Both AWOL and desertion are a big deal in the military, and it’s hard to get away with it if you could at all. (We wrote about it and details here.) There had been quite a number of famous deserters in the US military, looking back in time. Here are three of them:
You might be living under a rock if you don’t know who Mark Twain was. He was an American writer who wrote “Adventures of Huckleberry Finn” and “The Prince and The Pauper” to name a few. He was also called “the father of American literature.”
Twain was born Samuel Langhorne Clemens in Missouri at the time when slavery was legal. He trained as an apprentice steamboat pilot in New Orleans in the late 1850s. He then got his pilot license in 1859 and served as a second lieutenant in a Confederate militia for two weeks during the Civil War. In an article written by History.com, it reads:
The Civil War severely curtailed river traffic, and, fearing that he might be impressed as a Union gunboat pilot, Clemens brought his years on the river to a halt a mere two years after he had acquired his license.

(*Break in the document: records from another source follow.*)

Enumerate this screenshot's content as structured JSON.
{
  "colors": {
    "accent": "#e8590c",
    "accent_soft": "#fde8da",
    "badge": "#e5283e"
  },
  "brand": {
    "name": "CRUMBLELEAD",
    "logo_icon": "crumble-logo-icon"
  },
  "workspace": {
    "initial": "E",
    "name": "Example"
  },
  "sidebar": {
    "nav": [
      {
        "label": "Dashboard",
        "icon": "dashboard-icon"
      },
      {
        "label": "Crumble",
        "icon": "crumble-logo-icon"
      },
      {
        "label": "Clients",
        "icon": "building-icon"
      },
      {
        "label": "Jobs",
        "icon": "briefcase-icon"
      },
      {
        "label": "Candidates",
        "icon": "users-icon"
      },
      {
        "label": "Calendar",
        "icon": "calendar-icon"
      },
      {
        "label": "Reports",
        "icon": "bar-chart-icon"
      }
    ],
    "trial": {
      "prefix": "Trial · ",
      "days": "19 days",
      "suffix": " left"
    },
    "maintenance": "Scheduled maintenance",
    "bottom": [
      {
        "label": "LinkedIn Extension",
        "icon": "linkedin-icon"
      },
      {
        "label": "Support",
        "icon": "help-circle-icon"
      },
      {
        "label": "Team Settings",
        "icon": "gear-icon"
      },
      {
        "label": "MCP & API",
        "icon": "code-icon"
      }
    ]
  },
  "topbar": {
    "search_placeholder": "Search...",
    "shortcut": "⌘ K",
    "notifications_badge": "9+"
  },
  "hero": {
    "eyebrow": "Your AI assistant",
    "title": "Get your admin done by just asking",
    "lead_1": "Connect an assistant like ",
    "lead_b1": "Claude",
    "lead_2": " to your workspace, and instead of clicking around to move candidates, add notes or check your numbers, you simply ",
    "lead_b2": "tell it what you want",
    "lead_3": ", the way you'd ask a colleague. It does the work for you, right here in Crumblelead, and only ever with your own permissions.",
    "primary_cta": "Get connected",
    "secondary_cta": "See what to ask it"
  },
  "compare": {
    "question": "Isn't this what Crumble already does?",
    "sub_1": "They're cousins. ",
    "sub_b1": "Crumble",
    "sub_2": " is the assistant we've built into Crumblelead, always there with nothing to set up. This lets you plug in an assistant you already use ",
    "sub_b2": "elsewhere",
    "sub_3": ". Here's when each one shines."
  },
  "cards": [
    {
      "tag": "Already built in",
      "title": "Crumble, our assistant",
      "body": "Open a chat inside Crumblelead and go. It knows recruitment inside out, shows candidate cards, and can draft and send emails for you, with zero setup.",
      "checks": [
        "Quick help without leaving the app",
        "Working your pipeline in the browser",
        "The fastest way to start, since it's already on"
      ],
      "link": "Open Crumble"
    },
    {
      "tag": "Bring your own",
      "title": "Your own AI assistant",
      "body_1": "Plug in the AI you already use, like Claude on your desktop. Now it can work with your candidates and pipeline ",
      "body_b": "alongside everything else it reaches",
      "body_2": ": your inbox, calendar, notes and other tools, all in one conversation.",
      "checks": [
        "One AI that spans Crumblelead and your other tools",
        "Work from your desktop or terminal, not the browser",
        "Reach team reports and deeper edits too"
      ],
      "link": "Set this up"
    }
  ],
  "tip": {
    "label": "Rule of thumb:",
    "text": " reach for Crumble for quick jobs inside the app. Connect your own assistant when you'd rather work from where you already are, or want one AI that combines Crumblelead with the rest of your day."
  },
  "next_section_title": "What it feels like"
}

He returned to Hannibal, where he joined the prosecessionist Marion Rangers, a ragtag lot of about a dozen men. After only two uneventful weeks, during which the soldiers mostly retreated from Union troops rumoured to be in the vicinity, the group disbanded. A few of the men joined other Confederate units, and the rest, along with Clemens, scattered. Twain would recall this experience, a bit fuzzily and with some fictional embellishments, in The Private History of the Campaign That Failed (1885). In that memoir, he extenuated his history as a deserter on the grounds that he was not made for soldiering.
The American actor who usually played as the antagonist was enlisted in the United States Marine Corp in 1947. He was even promoted to private first class but was demoted not only once or twice but seven times due to his unauthorized absences. His reason? He wanted to chill with his girlfriend. He resisted arrest, which resulted in him being sent to the brig for 41 days. He then fully embraced the Marine life and saved five of his fellow Marine’s lives during an Arctic exercise when a tank slid off a landing craft into the water. He was honorably discharged in 1950 and studied acting two years after. The next thing we knew, he was the “King of Cool.”
General Custer was a US Army officer and cavalry commander during the American Civil War and the American Indian Wars. Before making his “Last Stand,” where he was killed at the Battle of the Little Bighorn in Montana while fighting against Native American tribes, Custer was arrested and suspended in 1868 for being AWOL. He abandoned his post to see his wife Libbie back at Fort Riley. As a consequence, as written by History.com, he was suspended without rank and pay for one year.